▶ SOURCE DATA:
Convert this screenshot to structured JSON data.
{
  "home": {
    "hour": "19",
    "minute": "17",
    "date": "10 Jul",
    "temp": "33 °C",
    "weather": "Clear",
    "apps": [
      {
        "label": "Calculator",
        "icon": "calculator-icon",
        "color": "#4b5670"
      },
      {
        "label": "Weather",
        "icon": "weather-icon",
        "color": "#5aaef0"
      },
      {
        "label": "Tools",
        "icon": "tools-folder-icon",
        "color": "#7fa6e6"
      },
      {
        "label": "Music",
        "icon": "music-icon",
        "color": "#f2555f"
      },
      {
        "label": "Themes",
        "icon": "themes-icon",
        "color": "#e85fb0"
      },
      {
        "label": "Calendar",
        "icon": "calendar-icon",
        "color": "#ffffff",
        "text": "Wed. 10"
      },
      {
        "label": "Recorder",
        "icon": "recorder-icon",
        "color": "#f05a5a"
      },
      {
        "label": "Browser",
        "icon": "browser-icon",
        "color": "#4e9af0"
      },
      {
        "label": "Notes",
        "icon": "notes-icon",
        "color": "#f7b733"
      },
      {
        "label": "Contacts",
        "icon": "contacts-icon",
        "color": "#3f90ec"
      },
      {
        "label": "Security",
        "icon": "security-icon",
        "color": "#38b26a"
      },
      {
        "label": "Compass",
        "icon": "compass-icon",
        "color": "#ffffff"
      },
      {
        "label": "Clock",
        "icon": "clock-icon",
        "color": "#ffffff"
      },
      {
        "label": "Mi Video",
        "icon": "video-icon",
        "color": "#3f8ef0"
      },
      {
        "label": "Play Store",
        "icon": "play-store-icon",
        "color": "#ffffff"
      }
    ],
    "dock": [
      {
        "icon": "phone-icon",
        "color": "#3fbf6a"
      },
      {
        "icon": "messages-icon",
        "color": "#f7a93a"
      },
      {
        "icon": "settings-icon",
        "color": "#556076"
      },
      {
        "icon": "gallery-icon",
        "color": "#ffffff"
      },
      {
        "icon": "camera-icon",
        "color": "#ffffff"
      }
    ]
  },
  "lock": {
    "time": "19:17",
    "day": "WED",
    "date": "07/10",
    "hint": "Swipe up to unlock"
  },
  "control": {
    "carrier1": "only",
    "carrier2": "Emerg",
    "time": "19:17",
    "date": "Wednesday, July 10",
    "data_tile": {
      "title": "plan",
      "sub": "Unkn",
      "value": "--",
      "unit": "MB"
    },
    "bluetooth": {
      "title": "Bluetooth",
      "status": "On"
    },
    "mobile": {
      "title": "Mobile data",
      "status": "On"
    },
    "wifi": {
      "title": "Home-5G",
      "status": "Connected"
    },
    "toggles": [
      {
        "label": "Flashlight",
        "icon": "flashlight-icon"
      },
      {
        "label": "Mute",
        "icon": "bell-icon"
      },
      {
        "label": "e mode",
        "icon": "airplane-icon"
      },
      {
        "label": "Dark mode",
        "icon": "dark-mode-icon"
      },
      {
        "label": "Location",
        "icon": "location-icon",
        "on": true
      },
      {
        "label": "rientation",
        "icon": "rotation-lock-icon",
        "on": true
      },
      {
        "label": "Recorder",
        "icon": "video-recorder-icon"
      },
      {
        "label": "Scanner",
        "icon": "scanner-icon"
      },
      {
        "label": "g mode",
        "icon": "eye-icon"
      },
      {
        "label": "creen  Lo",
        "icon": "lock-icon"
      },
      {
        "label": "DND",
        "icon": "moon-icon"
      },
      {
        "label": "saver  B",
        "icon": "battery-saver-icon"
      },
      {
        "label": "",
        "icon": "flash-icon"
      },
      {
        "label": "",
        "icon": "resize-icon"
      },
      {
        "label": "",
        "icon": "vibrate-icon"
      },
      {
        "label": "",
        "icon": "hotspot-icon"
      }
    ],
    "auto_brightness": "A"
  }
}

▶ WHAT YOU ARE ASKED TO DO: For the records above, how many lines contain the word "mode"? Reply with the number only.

▶ RESULT OF THE EXERCISE: 4